A tough sell in Michigan
Grades for schools: Debate not over?By DAVID EGGERT
LANSING — The debate over publicizing A-to-F grades for every public school in Michigan is not entirely over, despite a surprise decision by top education officials to back away from the proposed system that proponents say has worked elsewhere.
State Superintendent Brian Whiston will default to “dashboard”-style report cards without any letter grades, to replace the current color-coded marks that have come under much criticism. But the caveat remains that the Republican-led Legislature and Gov. Rick Snyder, who required letter grades in Detroit as part of a state bailout of the district, could still decide that letter grades should be issued statewide.
It will be a tough sell.
Rep. Tim Kelly, who chairs the House Education Committee and who backs A-to-F grades, said there probably is “not a great appetite” among lawmakers to require the calculation of a single summative grade for each school. But they may vote by summer to require letter grades to be issued in subcategories such as how a school’s students do on the state test compared with others and their progress over time, he said.
“We’re going to have to pick this ball up,” said Kelly, a Saginaw Township Republican who criticized Whiston’s reversal. “Whatever we do has to be simple, transparent and meaningful. … The whole idea was there was no reason to have Detroit as a stand-alone and it should be statewide.”
Whiston reports to the elected, bipartisan State Board of Education and not Snyder. He acknowledged Tuesday at the board’s meeting that he clearly was heading toward implementing letter grades. He personally prefers issuing grades in various subgroups, but not cumulative grades.
“I think the board wanted to go in a different direction. So it’s the board that has done this,” he said, pointing to its unanimous vote against letter grades. Venessa Keesler, a deputy state superintendent, said public comments on A-to-F grading were “somewhat balanced” for and against.
The agency will propose three options in a plan to comply with a new federal education law. One would give each school an overall letter grade and grades in various categories; another would issue letter grades in the categories only; and a third — the default — would publish a dashboard-style scorecard with no letter grades.
“I think this is going to be an ongoing conversation that may or may not get resolved,” Whiston said, referring to legislators. The Republican governor supports A-to-F grades. A-to-F legislation died in the House in 2013.
Whiston’s decision was praised by local superintendents and teacher unions but criticized by school-choice promoters and research groups such as the Education Trust-Midwest, which advocates for higher student achievement, particularly for minorities and the poor. It urged Whiston not to backpedal on “real accountability.”

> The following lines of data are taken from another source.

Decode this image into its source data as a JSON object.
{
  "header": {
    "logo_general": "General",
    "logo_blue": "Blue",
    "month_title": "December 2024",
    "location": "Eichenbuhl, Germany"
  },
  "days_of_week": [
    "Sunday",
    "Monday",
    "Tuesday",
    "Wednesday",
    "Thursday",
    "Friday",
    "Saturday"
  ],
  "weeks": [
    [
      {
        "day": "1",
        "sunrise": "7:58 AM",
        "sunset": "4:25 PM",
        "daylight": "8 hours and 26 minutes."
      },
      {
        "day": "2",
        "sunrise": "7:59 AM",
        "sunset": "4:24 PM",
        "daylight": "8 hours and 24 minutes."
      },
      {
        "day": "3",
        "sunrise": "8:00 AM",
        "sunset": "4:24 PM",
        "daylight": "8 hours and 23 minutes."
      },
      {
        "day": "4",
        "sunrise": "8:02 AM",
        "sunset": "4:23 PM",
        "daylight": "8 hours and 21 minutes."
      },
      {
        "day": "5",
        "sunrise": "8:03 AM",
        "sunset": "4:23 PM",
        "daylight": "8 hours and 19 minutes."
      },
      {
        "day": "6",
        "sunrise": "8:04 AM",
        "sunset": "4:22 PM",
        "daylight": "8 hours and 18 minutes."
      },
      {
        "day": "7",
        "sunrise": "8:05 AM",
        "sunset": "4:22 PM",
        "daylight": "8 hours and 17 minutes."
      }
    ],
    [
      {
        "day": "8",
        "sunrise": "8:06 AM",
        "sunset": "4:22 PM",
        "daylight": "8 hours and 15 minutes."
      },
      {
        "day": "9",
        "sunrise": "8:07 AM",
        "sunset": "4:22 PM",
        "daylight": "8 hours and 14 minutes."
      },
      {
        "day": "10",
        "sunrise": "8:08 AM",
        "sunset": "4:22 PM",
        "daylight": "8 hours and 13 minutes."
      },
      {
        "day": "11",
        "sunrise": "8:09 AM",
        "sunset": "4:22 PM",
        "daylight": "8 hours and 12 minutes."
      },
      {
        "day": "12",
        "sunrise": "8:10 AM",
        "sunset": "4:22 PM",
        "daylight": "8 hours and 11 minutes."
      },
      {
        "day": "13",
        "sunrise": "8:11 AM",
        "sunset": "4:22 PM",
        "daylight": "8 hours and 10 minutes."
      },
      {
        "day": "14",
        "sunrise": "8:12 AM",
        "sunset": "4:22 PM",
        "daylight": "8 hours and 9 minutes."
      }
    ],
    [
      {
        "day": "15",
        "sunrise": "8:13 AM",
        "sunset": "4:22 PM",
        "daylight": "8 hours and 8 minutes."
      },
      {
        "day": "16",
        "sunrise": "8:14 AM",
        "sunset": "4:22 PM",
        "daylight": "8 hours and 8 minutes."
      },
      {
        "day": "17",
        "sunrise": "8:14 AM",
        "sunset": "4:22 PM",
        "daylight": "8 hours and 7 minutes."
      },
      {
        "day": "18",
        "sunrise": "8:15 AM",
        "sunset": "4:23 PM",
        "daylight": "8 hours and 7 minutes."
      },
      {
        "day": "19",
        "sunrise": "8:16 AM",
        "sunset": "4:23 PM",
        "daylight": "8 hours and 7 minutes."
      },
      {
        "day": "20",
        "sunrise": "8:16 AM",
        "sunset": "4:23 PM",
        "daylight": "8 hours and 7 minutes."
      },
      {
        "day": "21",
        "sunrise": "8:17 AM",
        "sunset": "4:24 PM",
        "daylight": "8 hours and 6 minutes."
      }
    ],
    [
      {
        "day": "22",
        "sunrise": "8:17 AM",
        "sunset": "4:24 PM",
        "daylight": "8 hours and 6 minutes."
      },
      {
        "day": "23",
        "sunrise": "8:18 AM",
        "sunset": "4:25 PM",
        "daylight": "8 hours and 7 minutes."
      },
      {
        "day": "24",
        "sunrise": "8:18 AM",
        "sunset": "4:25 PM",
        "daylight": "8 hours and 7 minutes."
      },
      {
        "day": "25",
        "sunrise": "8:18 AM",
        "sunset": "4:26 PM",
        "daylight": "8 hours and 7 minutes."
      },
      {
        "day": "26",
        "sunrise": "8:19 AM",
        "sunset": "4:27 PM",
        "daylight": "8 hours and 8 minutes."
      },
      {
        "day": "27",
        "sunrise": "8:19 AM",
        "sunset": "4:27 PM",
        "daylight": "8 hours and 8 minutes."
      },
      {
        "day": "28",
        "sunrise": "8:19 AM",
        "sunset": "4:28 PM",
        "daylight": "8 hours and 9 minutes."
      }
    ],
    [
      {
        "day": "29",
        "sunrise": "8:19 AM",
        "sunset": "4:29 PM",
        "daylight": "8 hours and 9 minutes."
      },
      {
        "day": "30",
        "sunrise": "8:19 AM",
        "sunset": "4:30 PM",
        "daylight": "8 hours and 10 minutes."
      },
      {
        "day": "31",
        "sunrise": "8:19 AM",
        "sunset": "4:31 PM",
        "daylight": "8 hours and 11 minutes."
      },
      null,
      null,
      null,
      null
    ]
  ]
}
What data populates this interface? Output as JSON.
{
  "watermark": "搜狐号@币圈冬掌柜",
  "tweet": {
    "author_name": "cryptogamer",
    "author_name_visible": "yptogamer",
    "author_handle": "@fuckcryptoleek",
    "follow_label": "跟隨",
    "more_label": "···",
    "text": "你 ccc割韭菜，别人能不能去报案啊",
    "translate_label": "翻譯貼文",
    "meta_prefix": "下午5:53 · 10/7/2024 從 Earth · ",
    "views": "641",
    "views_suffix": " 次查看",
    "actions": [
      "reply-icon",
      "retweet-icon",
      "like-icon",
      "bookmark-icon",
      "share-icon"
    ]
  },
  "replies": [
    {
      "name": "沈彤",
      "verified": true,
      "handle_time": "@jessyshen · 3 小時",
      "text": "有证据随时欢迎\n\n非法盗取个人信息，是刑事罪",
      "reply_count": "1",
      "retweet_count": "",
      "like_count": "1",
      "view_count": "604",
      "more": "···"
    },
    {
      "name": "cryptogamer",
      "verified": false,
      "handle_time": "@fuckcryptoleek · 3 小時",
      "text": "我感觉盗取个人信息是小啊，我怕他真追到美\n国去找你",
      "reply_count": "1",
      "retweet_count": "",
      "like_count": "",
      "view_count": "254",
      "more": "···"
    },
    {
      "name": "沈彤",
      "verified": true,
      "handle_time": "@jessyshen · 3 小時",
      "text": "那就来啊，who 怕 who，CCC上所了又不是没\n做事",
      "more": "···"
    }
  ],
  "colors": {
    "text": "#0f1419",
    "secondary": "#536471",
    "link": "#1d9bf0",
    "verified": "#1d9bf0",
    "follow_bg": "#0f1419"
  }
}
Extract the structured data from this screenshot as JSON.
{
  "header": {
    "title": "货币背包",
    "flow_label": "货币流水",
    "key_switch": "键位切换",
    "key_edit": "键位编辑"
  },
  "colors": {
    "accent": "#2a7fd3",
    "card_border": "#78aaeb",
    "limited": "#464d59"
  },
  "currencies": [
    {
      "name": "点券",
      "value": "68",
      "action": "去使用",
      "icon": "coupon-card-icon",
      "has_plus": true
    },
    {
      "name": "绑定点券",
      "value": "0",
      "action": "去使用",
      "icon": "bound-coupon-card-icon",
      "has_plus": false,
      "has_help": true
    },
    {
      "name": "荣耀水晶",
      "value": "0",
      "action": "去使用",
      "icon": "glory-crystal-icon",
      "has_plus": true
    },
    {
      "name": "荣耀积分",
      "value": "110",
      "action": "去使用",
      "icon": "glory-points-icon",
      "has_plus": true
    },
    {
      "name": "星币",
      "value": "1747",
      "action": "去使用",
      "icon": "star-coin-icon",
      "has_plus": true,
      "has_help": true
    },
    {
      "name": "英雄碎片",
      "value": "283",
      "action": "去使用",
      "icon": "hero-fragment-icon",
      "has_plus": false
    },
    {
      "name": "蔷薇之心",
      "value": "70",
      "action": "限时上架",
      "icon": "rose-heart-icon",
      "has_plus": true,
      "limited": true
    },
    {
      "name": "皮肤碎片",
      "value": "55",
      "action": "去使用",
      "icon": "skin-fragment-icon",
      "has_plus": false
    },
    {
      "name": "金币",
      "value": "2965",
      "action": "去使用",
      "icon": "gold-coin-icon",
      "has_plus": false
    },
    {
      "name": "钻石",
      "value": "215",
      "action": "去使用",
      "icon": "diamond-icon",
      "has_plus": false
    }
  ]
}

“Using a clear summative letter grade, the state would provide a clear signal to students, parents and other community stakeholders about how their school is performing against national performance benchmarks and other schools around the state,” said executive director Amber Arellano.
Josh Cowen, an associate education professor at Michigan State University, said research shows that letter grades — which he said are inherently easier to understand than other marks — had a positive effect in New York City, especially when schools were given an F instead of, say, a D.
“It is the intention to avoid the lowest grade that we end up seeing some of the benefits,” he said. Cowen said when New York later stuck with a similar accountability system but dropped letter grades, “we found no positive effects anymore.
“The idea is that people just don’t know what it means anymore” when a lot of information about a school’s performance is publicized, he said. “Parents don’t know what it means. Some of the districts’ leaders and teachers don’t know what it means. But everybody knows what an A means and everybody knows what an F means. You have to kind of weigh the cost of stigma against a very real way of summarizing information in a way that people can understand and act on.”
Board members from both parties said overall letter grades are superficial, deceptive and could unfairly affect the real estate market in communities. They said parents know the quality of their local schools.
“Worse than us giving them a whole lot of information is giving them something that’s so simplistic that it can be misleading,” said Pamela Pugh, a Democrat. “They are concerned about one summed-up letter grade truly capturing the essence of what’s going on in those buildings.”
According to Michigan’s draft plan, initial modeling showed that grades would have been distributed as follows: A (23 percent, 634 schools), B (29 percent, 804 schools), C (22 percent, 612 schools), D (13 percent, 348 schools) and F (14 percent, 383 schools).
Republican Eileen Weiser said she supported letter grades as recently as a month ago but changed course after hearing “very powerful arguments.” She expressed concern, though, that Michigan has not found a way to improve schools even at a time of increasing alarm that students have lost much ground nationally.
Fourth-graders rank 41st in reading, and eighth-graders rank 37th in math, according to a commission Snyder tasked with recommending changes to the education system.
“We aren’t moving our worst schools along enough … and we also haven’t found a way to move children to better schools in a lot of the areas where these schools exist,” Weiser said.